If a certain disease runs in your family, you may be at risk. To be at risk for a particular disease means you are likely to have it, but you can possibly prevent it. For this reason, it's important to keep track of your family medical history. If you know whether you're at risk for developing a common disease, you can learn how to protect yourself.
Most common diseases result from a combination of genetic and environmental factors. We each inherit from our parents genetic factors that make us more or less susceptible to developing a particular disease. But our overall health is also a product of our environment, and can be influenced by the choices we make.
Children, parents, and grandparents often share similar health problems. If a particular disease runs in your family, you may have inherited factors that put you at risk.
These factors are passed down from parent to child by way of genes. All humans have the same genes, but the information within each gene may differ slightly from person to person.
Our genes are encoded in helical DNA molecules. Take the Tour of the Basics to learn more about DNA and genes.
Having one or more close relatives with a medical condition.
Having a relative diagnosed with a condition at an early age (typically before age 55).
Having a relative with a disease that is more rare in a certain gender (for example, a female with heart disease).
Having a combination of diseases that run in your family (for example, both diabetes and heart disease).
Sometimes genetic differences cause disease. In rare cases, changing a single gene is enough to cause disease.
But more often disease results from the combined effects of minor changes in multiple genes. Each gene then contributes
in a small way to the symptoms.
Because each person's genetic information is slightly different, their risk of developing these more common (and more complex) diseases will vary.
Even if you are highly at risk of developing a disease based on your family medical history, the choices you make will largely determine your fate. With healthy living, you can reduce if not neutralize these genetic risk factors and add years to your life.LEARN MORE ABOUT LIFESTYLE CHOICES

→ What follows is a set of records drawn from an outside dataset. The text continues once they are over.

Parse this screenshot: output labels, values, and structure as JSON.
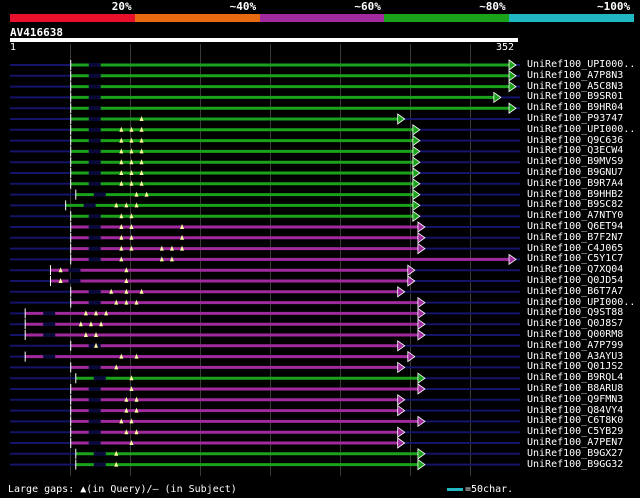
{
  "legend": [
    {
      "label": "20%",
      "color": "#e8102a"
    },
    {
      "label": "~40%",
      "color": "#e86a10"
    },
    {
      "label": "~60%",
      "color": "#a12a9e"
    },
    {
      "label": "~80%",
      "color": "#1aa31a"
    },
    {
      "label": "~100%",
      "color": "#20b7c2"
    }
  ],
  "query": {
    "id": "AV416638",
    "start": "1",
    "end": "352"
  },
  "hits": [
    {
      "label": "UniRef100_UPI000..",
      "color": "#1aa31a",
      "start": 0.12,
      "end": 1.0,
      "mid": "none",
      "dots": []
    },
    {
      "label": "UniRef100_A7P8N3",
      "color": "#1aa31a",
      "start": 0.12,
      "end": 1.0,
      "mid": "none",
      "dots": []
    },
    {
      "label": "UniRef100_A5C8N3",
      "color": "#1aa31a",
      "start": 0.12,
      "end": 1.0,
      "mid": "none",
      "dots": []
    },
    {
      "label": "UniRef100_B9SR01",
      "color": "#1aa31a",
      "start": 0.12,
      "end": 0.97,
      "mid": "none",
      "dots": []
    },
    {
      "label": "UniRef100_B9HR04",
      "color": "#1aa31a",
      "start": 0.12,
      "end": 1.0,
      "mid": "none",
      "dots": []
    },
    {
      "label": "UniRef100_P93747",
      "color": "#1aa31a",
      "start": 0.12,
      "end": 0.78,
      "mid": "none",
      "dots": [
        0.26
      ]
    },
    {
      "label": "UniRef100_UPI000..",
      "color": "#1aa31a",
      "start": 0.12,
      "end": 0.81,
      "mid": "none",
      "dots": [
        0.22,
        0.24,
        0.26
      ]
    },
    {
      "label": "UniRef100_Q9C636",
      "color": "#1aa31a",
      "start": 0.12,
      "end": 0.81,
      "mid": "none",
      "dots": [
        0.22,
        0.24,
        0.26
      ]
    },
    {
      "label": "UniRef100_Q3ECW4",
      "color": "#1aa31a",
      "start": 0.12,
      "end": 0.81,
      "mid": "none",
      "dots": [
        0.22,
        0.24,
        0.26
      ]
    },
    {
      "label": "UniRef100_B9MVS9",
      "color": "#1aa31a",
      "start": 0.12,
      "end": 0.81,
      "mid": "none",
      "dots": [
        0.22,
        0.24,
        0.26
      ]
    },
    {
      "label": "UniRef100_B9GNU7",
      "color": "#1aa31a",
      "start": 0.12,
      "end": 0.81,
      "mid": "none",
      "dots": [
        0.22,
        0.24,
        0.26
      ]
    },
    {
      "label": "UniRef100_B9R7A4",
      "color": "#1aa31a",
      "start": 0.12,
      "end": 0.81,
      "mid": "none",
      "dots": [
        0.22,
        0.24,
        0.26
      ]
    },
    {
      "label": "UniRef100_B9HHB2",
      "color": "#1aa31a",
      "start": 0.13,
      "end": 0.81,
      "mid": "none",
      "dots": [
        0.25,
        0.27
      ]
    },
    {
      "label": "UniRef100_B9SC82",
      "color": "#1aa31a",
      "start": 0.11,
      "end": 0.81,
      "mid": "none",
      "dots": [
        0.21,
        0.23,
        0.25
      ]
    },
    {
      "label": "UniRef100_A7NTY0",
      "color": "#1aa31a",
      "start": 0.12,
      "end": 0.81,
      "mid": "none",
      "dots": [
        0.22,
        0.24
      ]
    },
    {
      "label": "UniRef100_Q6ET94",
      "color": "#a12a9e",
      "start": 0.12,
      "end": 0.82,
      "mid": "none",
      "dots": [
        0.22,
        0.24,
        0.34
      ]
    },
    {
      "label": "UniRef100_B7F2N7",
      "color": "#a12a9e",
      "start": 0.12,
      "end": 0.82,
      "mid": "none",
      "dots": [
        0.22,
        0.24,
        0.34
      ]
    },
    {
      "label": "UniRef100_C4J065",
      "color": "#a12a9e",
      "start": 0.12,
      "end": 0.82,
      "mid": "none",
      "dots": [
        0.22,
        0.24,
        0.3,
        0.32,
        0.34
      ]
    },
    {
      "label": "UniRef100_C5Y1C7",
      "color": "#a12a9e",
      "start": 0.12,
      "end": 1.0,
      "mid": "none",
      "dots": [
        0.22,
        0.3,
        0.32
      ]
    },
    {
      "label": "UniRef100_Q7XQ04",
      "color": "#a12a9e",
      "start": 0.08,
      "end": 0.8,
      "mid": "none",
      "dots": [
        0.1,
        0.23
      ]
    },
    {
      "label": "UniRef100_Q0JD54",
      "color": "#a12a9e",
      "start": 0.08,
      "end": 0.8,
      "mid": "none",
      "dots": [
        0.1,
        0.23
      ]
    },
    {
      "label": "UniRef100_B6T7A7",
      "color": "#a12a9e",
      "start": 0.12,
      "end": 0.78,
      "mid": "none",
      "dots": [
        0.2,
        0.23,
        0.26
      ]
    },
    {
      "label": "UniRef100_UPI000..",
      "color": "#a12a9e",
      "start": 0.12,
      "end": 0.82,
      "mid": "none",
      "dots": [
        0.21,
        0.23,
        0.25
      ]
    },
    {
      "label": "UniRef100_Q9ST88",
      "color": "#a12a9e",
      "start": 0.03,
      "end": 0.82,
      "mid": "none",
      "dots": [
        0.15,
        0.17,
        0.19
      ]
    },
    {
      "label": "UniRef100_Q0J8S7",
      "color": "#a12a9e",
      "start": 0.03,
      "end": 0.82,
      "mid": "none",
      "dots": [
        0.14,
        0.16,
        0.18
      ]
    },
    {
      "label": "UniRef100_Q00RM8",
      "color": "#a12a9e",
      "start": 0.03,
      "end": 0.82,
      "mid": "none",
      "dots": [
        0.15,
        0.17
      ]
    },
    {
      "label": "UniRef100_A7P799",
      "color": "#a12a9e",
      "start": 0.12,
      "end": 0.78,
      "mid": "none",
      "dots": [
        0.17
      ]
    },
    {
      "label": "UniRef100_A3AYU3",
      "color": "#a12a9e",
      "start": 0.03,
      "end": 0.8,
      "mid": "none",
      "dots": [
        0.22,
        0.25
      ]
    },
    {
      "label": "UniRef100_Q01JS2",
      "color": "#a12a9e",
      "start": 0.12,
      "end": 0.78,
      "mid": "none",
      "dots": [
        0.21
      ]
    },
    {
      "label": "UniRef100_B9RQL4",
      "color": "#1aa31a",
      "start": 0.13,
      "end": 0.82,
      "mid": "none",
      "dots": [
        0.24
      ]
    },
    {
      "label": "UniRef100_B8ARU8",
      "color": "#a12a9e",
      "start": 0.12,
      "end": 0.82,
      "mid": "none",
      "dots": [
        0.24
      ]
    },
    {
      "label": "UniRef100_Q9FMN3",
      "color": "#a12a9e",
      "start": 0.12,
      "end": 0.78,
      "mid": "none",
      "dots": [
        0.23,
        0.25
      ]
    },
    {
      "label": "UniRef100_Q84VY4",
      "color": "#a12a9e",
      "start": 0.12,
      "end": 0.78,
      "mid": "none",
      "dots": [
        0.23,
        0.25
      ]
    },
    {
      "label": "UniRef100_C6T8K0",
      "color": "#a12a9e",
      "start": 0.12,
      "end": 0.82,
      "mid": "none",
      "dots": [
        0.22,
        0.24
      ]
    },
    {
      "label": "UniRef100_C5YB29",
      "color": "#a12a9e",
      "start": 0.12,
      "end": 0.78,
      "mid": "none",
      "dots": [
        0.23,
        0.25
      ]
    },
    {
      "label": "UniRef100_A7PEN7",
      "color": "#a12a9e",
      "start": 0.12,
      "end": 0.78,
      "mid": "none",
      "dots": [
        0.24
      ]
    },
    {
      "label": "UniRef100_B9GX27",
      "color": "#1aa31a",
      "start": 0.13,
      "end": 0.82,
      "mid": "none",
      "dots": [
        0.21
      ]
    },
    {
      "label": "UniRef100_B9GG32",
      "color": "#1aa31a",
      "start": 0.13,
      "end": 0.82,
      "mid": "none",
      "dots": [
        0.21
      ]
    }
  ],
  "footer": {
    "large_gaps": "Large gaps: ▲(in Query)/– (in Subject)",
    "scale_label": "=50char.",
    "scale_color": "#20b7c2"
  }
}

Supported by the Utah Department of Health Chronic Disease Genomics Program through Cooperative Agreement Number U58/CCU822802 from the Centers for Disease Control and Prevention. The contents are solely the responsibility of the authors and do not necessarily represent the official views of the Centers for Disease Control and Prevention.